Social media campaign
And in support of the commuters, Kenyans on social media started a campaign to call on private motorists to carry pedestrians to their destinations.
They used twitter to mobilize other motorists to carry any passengers as a show of solidarity with the law.
Police used tear gas canisters to disperse to disperse a group of the operators on various who had blocked the roads.
The law comes into effect tomorrow.
The operators claimed that the new stringent measures would give the police a leeway to extort money from them and run them out of business.
They vowed to force a review of the laws by collecting more than a million signatures

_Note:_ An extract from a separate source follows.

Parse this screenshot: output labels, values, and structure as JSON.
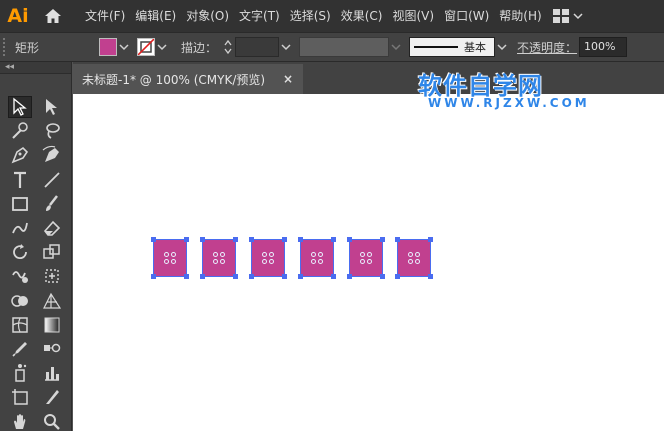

The law, they say, is too stringent with stiff fines, which they cannot afford to pay.
Police said at least one matatu was burnt in Zimmerman estate after it allegedly tried to pick up passengers to the city.
Traffic Commandant Benson Kibue said apart from traffic personnel, all other officers will be in handy to enforce the law.
“We are training all officers on these laws and enforcement will be done by any police officer. We urge Kenyans to support us in dealing with these criminals,” he said.
The law requires and drivers of PSVs to undergo physical and health fitness examination after every three years respectively.
The Traffic (Amendment) Act criminalises drunk driving as it proposes a stiffer penalty for those found guilty of the offence and anyone convicted of the offence will be fined Sh500, 000, a 10-year jail term or both.
The Act comes into effect as the country is still experiencing increasing road accidents, which are largely blamed on reckless driving.
Statistics from the Traffic department indicate at least 2,800 people have died on the roads since January this year.
“A person who, when driving or attempting to drive, or when in charge of a motor vehicle on a road or other public place, is under the influence of drink or a drug to such an extent as to be incapable of having proper control of the vehicle, commits an offence and shall be liable, upon conviction, to imprisonment for a term not exceeding ten years, or to a fine not exceeding Sh500, 000, or both,” the law says.
Motorcycle riders will also be required to wear helmets and jackets and provide the same to their passengers.
The law also demands the riders to possess driving licences and contravention of the law will see owners fined Sh10,000 or jailed for a year or both.
Driving without a licence attracts a tougher penalty as offenders will be jailed for 10 years or fined Sh500,000 or both.
Police say the harsh law is expected to reduce road accidents, which increase steadily during the festive season.